In April, Niger’s newly elected civilian President Mahamadou Issoufou took office, marking an end to nearly fourteen months of military rule. Senior military leaders had seized power from the previous civilian president, Mamadou Tandja, after he manipulated the constitution to remain in power past stated term limits. Both the coup and the civilian transition reflected what many say is a conviction among senior Nigerien military officers that they are the guardians or referees of the country’s democracy. This position – a complicated one indeed – is apparently not shared by all, though.
Yesterday, news surfaced that authorities in Niger had arrested some seven army officers accused of plotting to assassinate Issoufou.
[A security] official, who spoke on condition of anonymity, said the foiled assassination was to have taken place [on July 16] at a press conference addressed by Mr Issoufou to mark his 100 days in power.

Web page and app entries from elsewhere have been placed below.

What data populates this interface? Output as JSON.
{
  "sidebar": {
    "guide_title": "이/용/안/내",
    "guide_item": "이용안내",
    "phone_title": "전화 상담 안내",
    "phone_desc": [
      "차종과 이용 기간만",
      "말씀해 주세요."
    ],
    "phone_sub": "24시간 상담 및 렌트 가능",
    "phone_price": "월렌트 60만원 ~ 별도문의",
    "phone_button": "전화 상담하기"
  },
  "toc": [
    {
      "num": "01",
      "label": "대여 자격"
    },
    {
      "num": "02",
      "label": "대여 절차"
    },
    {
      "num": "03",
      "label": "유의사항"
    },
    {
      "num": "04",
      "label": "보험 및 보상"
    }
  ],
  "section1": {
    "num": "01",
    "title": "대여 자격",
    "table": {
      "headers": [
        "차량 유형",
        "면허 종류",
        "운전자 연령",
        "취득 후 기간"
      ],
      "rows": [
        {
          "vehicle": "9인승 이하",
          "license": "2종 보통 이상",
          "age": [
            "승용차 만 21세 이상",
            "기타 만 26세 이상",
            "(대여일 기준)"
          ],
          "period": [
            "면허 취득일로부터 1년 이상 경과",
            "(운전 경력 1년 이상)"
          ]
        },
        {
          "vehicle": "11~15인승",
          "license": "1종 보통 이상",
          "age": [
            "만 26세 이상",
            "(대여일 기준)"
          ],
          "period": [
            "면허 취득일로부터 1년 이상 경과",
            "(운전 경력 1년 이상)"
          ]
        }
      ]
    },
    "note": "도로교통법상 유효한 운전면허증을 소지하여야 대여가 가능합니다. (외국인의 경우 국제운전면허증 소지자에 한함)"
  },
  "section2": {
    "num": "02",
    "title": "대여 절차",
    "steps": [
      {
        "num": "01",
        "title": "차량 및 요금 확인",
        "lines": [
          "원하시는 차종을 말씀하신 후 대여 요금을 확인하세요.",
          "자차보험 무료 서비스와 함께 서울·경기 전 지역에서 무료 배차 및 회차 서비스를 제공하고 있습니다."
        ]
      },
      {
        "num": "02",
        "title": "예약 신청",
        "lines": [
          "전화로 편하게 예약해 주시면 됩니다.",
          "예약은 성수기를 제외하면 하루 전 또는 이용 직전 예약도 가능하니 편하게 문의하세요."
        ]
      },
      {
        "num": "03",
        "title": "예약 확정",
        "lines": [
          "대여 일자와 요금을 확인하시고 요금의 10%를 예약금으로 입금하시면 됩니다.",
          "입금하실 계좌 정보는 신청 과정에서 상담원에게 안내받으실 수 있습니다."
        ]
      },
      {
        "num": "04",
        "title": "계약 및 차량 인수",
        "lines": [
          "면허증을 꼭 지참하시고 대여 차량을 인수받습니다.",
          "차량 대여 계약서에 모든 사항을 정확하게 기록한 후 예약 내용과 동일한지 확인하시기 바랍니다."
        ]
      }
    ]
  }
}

Mr Issoufou’s killing would have opened for the way for the military to recapture power, the official said.
Some sections of Niger’s military have been angered by Mr Issoufou’s attempts to end corruption, which has led to the dismissal of several officials, correspondents say.
Issoufou’s initiation of corruption proceedings against army officers have been bold, but they have, it’s clear, also already caused discontent. As I wrote earlier this month, “The junta itself had conducted investigations of the Tandja regime. But it is one thing to go after an ousted and disgraced administration, and quite another to go after a group that earned domestic and international plaudits for its efforts to create and facilitate a smooth transition to civilian rule.”
Judging from the small number and relatively low rank of the soldiers who were arrested, this coup attempt does not seem to have been a serious threat to Issoufou. From what I can tell, his visit to Washington this week is still going forward. Still, I wonder whether this plot will slow or freeze the corruption investigations Issoufou has launched. A contact in Niger told me yesterday that the plot had become the subject of considerable discussion there. I imagine it is a topic of concern within the halls of power in the capital as well.
[Update] Looks like accountability/anti-corruption efforts will move forward. Capital FM:
Niger has created an anti-corruption body to step up the fight against graft in the impoverished nation, the government announced Wednesday.
The High Authority to Combat Corruption comprises representatives of the Niger administration, private sector and civil society, a government statement said.
The new body will be tasked with “centralising and processing complaints and information it receives relating to corruption,” the statement said.
The article makes no specific mention of prosecutions of military figures, so I’ll be waiting for more information on that.